A civics test. Fingerprinting. An immigration interview that took months to schedule.
All were part of the long road that brought 82 Pierce County residents on Saturday to Mount Tahoma High School, where they took the final step to becoming U.S. citizens.
Hailing from 32 countries, they were united as they recited the U.S. oath of citizenship, promising to support and defend the Constitution of the United States.
For Victoria Mukisa, a 19-year-old student at Pierce College, receiving her naturalization certificate Saturday wasn’t the end of a journey, but the start of one.
“It was a relief. It was like the lock has been broken,” said Mukisa, who was born in Uganda. “I’m free to dream and not have to worry about, oh, this is going to hold me back.”
“It certifies that whatever I can dream, I can absolutely do, without any hesitation.”
Mukisa said being a U.S. citizen makes her eligible for additional scholarships, which can help her pursue goals such as an advanced degree in nursing.
Others said the ceremony confirmed on paper what they’ve known for years: That the United States is their home.
“I actually felt like this was the country where I was going to spend the rest of my life,” said Army Pfc. Jose Mendoza, who serves at Joint Base Lewis-McChord and came to the United States from Honduras in 2012. “That’s one of the reasons I joined the military, to give back.”
Now, the 26-year-old said, “I feel glad that I’m able to actually participate, and have a say in elections and what’s actually going on.”
Saturday’s citizenship event was the sixth instance of a celebration Pierce County has held annually since 2011. As the new citizens exited the high school auditorium with their naturalization certificates in hand, officials with the Pierce County Auditor and the Secretary of State offices were there to help them register to vote.
Earlier, volunteers with the Sons of the American Revolution and the Daughters of the American Revolution greeted the soon-to-be-citizens as they arrived, offering them copies of the U.S. Constitution and miniature American flags.
Bether Mbichire, 46, was one of many new citizens who waved a tiny flag while crossing the stage to receive her certificate Saturday, smiling all the way.

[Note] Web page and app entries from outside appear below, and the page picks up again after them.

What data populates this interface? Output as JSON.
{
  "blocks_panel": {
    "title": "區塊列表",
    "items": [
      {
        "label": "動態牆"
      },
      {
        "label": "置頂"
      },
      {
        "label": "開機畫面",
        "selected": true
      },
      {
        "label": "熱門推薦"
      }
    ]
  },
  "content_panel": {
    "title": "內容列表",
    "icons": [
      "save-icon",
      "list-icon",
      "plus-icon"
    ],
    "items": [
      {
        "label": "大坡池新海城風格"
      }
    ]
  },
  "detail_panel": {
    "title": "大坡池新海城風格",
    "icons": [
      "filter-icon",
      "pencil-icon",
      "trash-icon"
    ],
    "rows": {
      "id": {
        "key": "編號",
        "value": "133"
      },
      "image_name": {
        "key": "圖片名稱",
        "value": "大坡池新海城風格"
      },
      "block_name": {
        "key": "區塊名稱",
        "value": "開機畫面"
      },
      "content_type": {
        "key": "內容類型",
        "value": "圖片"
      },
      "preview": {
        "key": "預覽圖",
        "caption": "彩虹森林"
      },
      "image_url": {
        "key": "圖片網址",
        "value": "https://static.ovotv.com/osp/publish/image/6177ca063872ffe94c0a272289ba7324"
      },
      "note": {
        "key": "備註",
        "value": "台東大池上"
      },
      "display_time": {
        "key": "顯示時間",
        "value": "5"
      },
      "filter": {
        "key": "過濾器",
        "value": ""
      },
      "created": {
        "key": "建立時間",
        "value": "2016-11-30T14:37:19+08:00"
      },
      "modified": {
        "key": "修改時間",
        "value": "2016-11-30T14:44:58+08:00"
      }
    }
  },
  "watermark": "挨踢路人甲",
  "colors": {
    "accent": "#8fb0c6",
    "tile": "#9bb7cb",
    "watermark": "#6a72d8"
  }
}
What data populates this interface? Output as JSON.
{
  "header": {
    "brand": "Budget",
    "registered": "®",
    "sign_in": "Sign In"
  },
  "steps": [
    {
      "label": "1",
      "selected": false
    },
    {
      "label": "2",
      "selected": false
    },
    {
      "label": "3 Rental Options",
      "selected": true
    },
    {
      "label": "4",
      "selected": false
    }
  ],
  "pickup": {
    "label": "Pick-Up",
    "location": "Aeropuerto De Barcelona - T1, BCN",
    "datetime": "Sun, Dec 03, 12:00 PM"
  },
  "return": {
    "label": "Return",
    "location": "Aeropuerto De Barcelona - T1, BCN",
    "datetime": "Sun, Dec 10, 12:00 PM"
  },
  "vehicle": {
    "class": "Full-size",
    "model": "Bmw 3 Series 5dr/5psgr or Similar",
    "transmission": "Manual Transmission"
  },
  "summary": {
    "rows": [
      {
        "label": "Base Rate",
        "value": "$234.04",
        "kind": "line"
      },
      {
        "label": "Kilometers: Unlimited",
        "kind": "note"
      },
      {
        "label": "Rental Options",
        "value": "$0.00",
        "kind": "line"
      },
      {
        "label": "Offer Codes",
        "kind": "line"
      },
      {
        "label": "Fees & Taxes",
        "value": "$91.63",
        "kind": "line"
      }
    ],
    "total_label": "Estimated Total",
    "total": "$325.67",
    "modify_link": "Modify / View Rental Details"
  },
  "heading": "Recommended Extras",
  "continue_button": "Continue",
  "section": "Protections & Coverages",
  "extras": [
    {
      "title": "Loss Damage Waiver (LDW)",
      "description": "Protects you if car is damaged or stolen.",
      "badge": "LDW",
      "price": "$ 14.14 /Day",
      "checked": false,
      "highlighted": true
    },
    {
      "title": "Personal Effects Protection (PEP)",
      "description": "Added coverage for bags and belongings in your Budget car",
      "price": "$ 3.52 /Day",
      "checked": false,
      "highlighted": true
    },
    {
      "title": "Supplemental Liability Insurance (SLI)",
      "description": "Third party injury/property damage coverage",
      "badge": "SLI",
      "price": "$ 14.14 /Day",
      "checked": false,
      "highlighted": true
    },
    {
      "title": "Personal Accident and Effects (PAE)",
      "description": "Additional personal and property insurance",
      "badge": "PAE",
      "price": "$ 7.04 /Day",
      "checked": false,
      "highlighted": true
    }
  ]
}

The new U.S. citizen, originally from Kenya, said voting is one privilege she plans to exercise immediately. That, and getting her first U.S. passport, the Spanaway resident said.
“I feel like I’m free. I feel like, this is my country, I’m home,” said Mbichire, who moved to the United States 16 years ago.
“My future is just to be a loyal citizen,” she said.
Steps to becoming a U.S. citizen
1. Determine eligibility. People eligible for naturalization generally are 18 or older and have lived in the United States for at least five years (three, if they are married to a U.S. citizen).
2. Apply for naturalization. Fill out a form, submit passport-sized photos and other documents. Pay fees.
3. Get fingerprinted. The FBI conducts background checks on all applicants for U.S. citizenship. A special appointment is needed to complete this process.
4. Complete a naturalization interview. Appointments are generally set far in advance. An immigration official will ask questions about an applicant’s documents and application form. Sometimes, applications are delayed if they are determined to require additional documents or a second interview. Some applicants are denied and must appeal.
5. Take a civics and English test. This is typically done the same day as the naturalization interview. Applicants must pass the test to become citizens, unless they are granted a waiver based on a disability.
6. Take the oath of allegiance to the United States. The final step to becoming a U.S. citizen, the oath is administered as part of the naturalization ceremony. The oath contains a promise to defend the laws and constitution of the United States, as well as to renounce allegiance to foreign governments.